Another exciting possibility is the idea of human-in-the-loop AI-driven design, discovery, and evaluation. It would be possible to automate routine scientific workflows and combine actual experimentation in the physical world with virtual AI models and robotics. This would allow us to leverage predictions and conduct experiments in a high-throughput manner. It would create self-driving laboratories where some of the experiments would be directly guided by predictions and outputs made by AI models.
HMNews: What are some of the pitfalls you foresee? Where should we tread extra carefully?
Zitnik: One challenge relates to practical considerations. Implementing and integrating a model with laboratory equipment requires lots of work and complex software and hardware engineering, the curation of the data, and better user interfaces. Currently, minor variations in software and hardware can lead to considerable changes in AI performance. Thus, it becomes risky to couple virtual AI tools with actual physical devices that can operate in the real world. Data and models need to be standardized.
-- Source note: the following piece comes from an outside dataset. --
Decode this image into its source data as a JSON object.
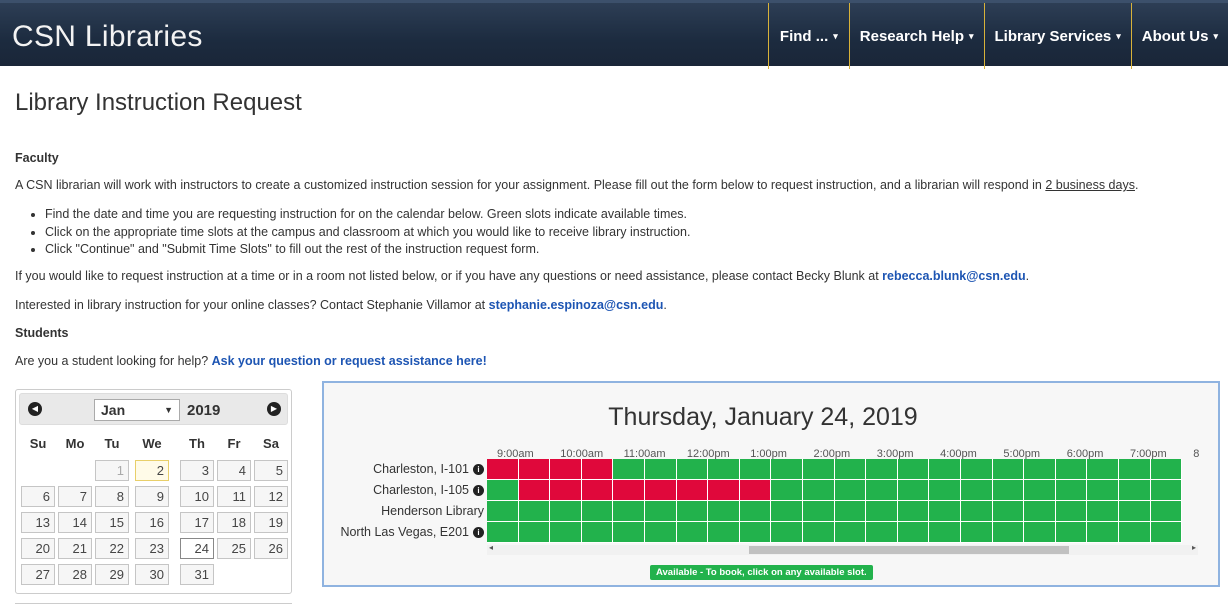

Ultimately, if done properly, I would expect to see the emergence of self-driving labs and semi-autonomous discovery engines.
Another challenge relates to machine learning foundations. There are gaps in what algorithms currently can do versus what we need them to do to be used in a routine manner. Scientific data are multimodal, such as black holes in cosmology, natural language in scientific literature, biological sequences like amino acids, and 3D molecular and atomic structures. Integrating these data is challenging but necessary because looking at any data set in isolation cannot give a holistic view of the problem.
Another important challenge is that most AI models today still operate as black boxes. This means that scientists, the users, cannot fully understand or explain how these models operate. That's a challenge because scientific understanding is at the heart of advancing science. How to develop more transparent, deep learning models? This remains elusive.
The misapplication and misuse of AI is yet another challenge. Algorithms can be developed for one purpose but used for another. This can create vulnerabilities to manipulation. For example, in the molecular sciences, we've seen increasing use of generative AI to design molecular structures. AI can generate structures that have drug-like properties, representing molecules that would be delivered to specific tissues, which makes them promising drug candidates. However, one could take the exact same algorithm and tweak the criteria.
Thus, instead of optimizing molecules to behave like medicines, the algorithm could generate molecules that resemble bioweapons. There should be a critical conversation around what is responsible use of AI in science. We need to think about establishing ethics review processes and implementation guidelines that currently do not exist.
HMNews: What do you see as some of the solutions?
Zitnik: Addressing the challenges will require new modes of thinking and collaboration. Moving forward, we have to change how research teams are formed. We expect to see more AI specialists and software and hardware engineers become critical members of scientific research teams. We expect novel forms of collaboration involving government at all levels, corporations, and educational institutions. Involving corporations is important because as AI models continue to grow in size, training these models will require resources that generally exist only in a handful of big tech companies. Universities, on the other hand, are better integrated across disciplines. Only at universities do we have departments of chemistry, biology, physics, and sociology, and so forth. Thus, academia is better positioned to understand and study how to prevent the various risks and misuses of AI.
Wang, H., et al. (2023). Scientific discovery in the age of artificial intelligence. Nature. doi.org/10.1038/s41586-023-06221-2.